The information is primarily intended for Canadians, but the section regarding writing off business expenses is also applicable to Americans since the U.S. Internal Revenue Service (IRS) and Canada Revenue Service (CRA) share similar lists.
For small businesses in Canada, the Canadian government, as part of their Economic Action Plan, has provided many tax incentives, credits, and deductions that provide much needed relief. Let’s have a look at some of these simple tax tips reduction strategies:
Writing off business expenses
Claiming business expenses is a simple and easy way to maximize profits while minimizing the taxes that are paid. You can claim any business expense as long as it is deemed reasonable; meaning that the expense has to be directly related to your business as a means to generate income. This list is quite extensive but here are some common business expenses that are tax deductible:
- Home-office expenses: mortgage interest, utilities, property taxes, repairs & maintenance, home insurance
- Car expenses (business uses only): capital cost allowance (depreciation), fuel & oil, insurance, lease payments, parking, repairs & maintenance, toll charges, vehicle registration fees.
- Capital asset depreciation: building (4% year), furniture & fixtures (20% year), software (55% year), computer and peripheral equipments (100% year), vehicles (30% year).
- Additional expenses: accounting and tax preparation costs, advertising, internet, inventory purchases, lease payments, legal feels, meals & entertainments (50% only), rent, salary & wages, sub-contractors, supplies, telephone, tools, website charges, other business related purchases
- Convention-related expenses: These expenses include the cost of the convention, travel costs to go to the convention including airfare, hotel fees, and food. Now, food is subject to a 50% limitation, such that only 50% of the food cost can be claimed as an expense while attending the convention. A maximum of two conventions can be claimed per year and in order for the convention expenses to be deductible it must relate to your business. For example, if you are an IT consultant then attending a conference on technology at a convention in Las Vegas would classify as being relevant to your business, but attending a dental conference if you are an IT consultant obviously wouldn’t. Finally, the convention expenses must be reasonable in nature. So if you have an option to stay at a three star hotel but you choose to stay at a seven star the CRA may disallow the excessive portion.
Canadian Controlled Private Corporation (CCPC) and the Small Business Deduction (SBD)
A small business owner can incorporate their company in order to be classified as a Canadian controlled private corporation. The advantage is that a CCPC is eligible for the small business deduction which allows for the first $500,000 of operating profit to be taxed at the much lower corporate tax of only 15.5%.

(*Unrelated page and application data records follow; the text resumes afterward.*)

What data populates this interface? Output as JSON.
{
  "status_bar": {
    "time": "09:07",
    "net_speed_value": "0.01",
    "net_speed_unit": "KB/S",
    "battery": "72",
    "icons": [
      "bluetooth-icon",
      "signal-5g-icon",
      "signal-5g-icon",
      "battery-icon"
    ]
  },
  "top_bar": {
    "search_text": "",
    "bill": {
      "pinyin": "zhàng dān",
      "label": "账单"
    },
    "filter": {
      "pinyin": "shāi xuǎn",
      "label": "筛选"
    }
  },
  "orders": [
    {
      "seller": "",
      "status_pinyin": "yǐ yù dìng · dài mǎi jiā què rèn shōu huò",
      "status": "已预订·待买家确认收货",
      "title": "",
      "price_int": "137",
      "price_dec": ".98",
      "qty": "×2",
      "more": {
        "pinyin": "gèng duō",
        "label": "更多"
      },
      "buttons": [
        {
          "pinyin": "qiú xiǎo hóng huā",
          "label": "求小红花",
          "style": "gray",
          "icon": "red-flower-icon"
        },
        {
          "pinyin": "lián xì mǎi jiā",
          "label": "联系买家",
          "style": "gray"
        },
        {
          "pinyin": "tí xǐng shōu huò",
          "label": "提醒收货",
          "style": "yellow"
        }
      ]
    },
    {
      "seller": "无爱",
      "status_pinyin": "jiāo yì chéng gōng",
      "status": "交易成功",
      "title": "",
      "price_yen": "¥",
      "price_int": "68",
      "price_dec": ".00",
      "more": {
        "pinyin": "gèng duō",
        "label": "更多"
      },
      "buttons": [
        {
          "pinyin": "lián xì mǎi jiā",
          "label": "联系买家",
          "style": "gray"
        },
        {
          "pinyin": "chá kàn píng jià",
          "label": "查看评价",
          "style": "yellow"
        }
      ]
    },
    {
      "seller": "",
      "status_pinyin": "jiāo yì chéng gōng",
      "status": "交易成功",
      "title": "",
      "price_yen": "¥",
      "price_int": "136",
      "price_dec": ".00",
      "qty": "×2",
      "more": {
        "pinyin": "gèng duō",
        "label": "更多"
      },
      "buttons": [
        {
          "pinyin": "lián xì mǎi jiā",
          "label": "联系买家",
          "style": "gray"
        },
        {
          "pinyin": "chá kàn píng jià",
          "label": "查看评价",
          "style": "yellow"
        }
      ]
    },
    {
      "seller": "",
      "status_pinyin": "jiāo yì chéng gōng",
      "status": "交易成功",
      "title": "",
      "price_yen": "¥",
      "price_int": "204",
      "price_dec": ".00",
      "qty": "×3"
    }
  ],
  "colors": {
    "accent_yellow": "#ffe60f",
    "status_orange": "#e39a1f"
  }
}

You can further supplement this by paying yourself a dividend which is taxed at a lower rate than paying yourself salary. For more information regarding this topic please see this article on salary versus dividends.
Add Lower Income Spouse As Shareholder:
Adding your spouse to your existing corporation as a shareholder can help reduce taxes. As a shareholder of your company your spouse can receive up to $40,000 in dividends, tax free, per year, from your company, provided that your spouse does not have any other source of income.
Even if your spouse is working and is earning significantly less than you are through your business, it’s still advantageous to pay dividends to your spouse, because you will reduce your family’s overall tax burden. This is because you are in a higher tax bracket and your spouse is in a lower tax bracket.
In expanding on this point, it is also possible to further multiply the small business deduction (see above) so that an additional $500,000 is taxed at the low 15.5%. In order to do this, the spouse of the owner will incorporate a company where he or she owns one hundred percent of the shares, therefore in this scenario the combined small business deduction limit is one million dollar.
Declare a Bonus
By having your corporation declare bonus at the year end, there are two main advantages. Number one, your corporation can claim a tax deduction for the bonus payable without even paying it. Number two, you do not have to include the bonus payable in your personal income.
There is one catch. Within 180 days or six months the corporation must pay the bonus to you. For example, if your corporation has a December 31st year end, then it must pay the bonus by June 30th of the following year, at which point you will include the bonus received in your income.
Charitable Donations Tax Credit: Donating to charities is not only good for your conscious but also for your wallet. Corporations that make donations to registered charities can write-off the entire amount of the donation as an expense as long as the corporation is profitable.
Hiring Credit for Small Businesses (HCSB): The HCSB provides small businesses with a credit of up to a $1000 based on the increase in an employer’s employment insurance premiums paid in one year over those paid in the year before.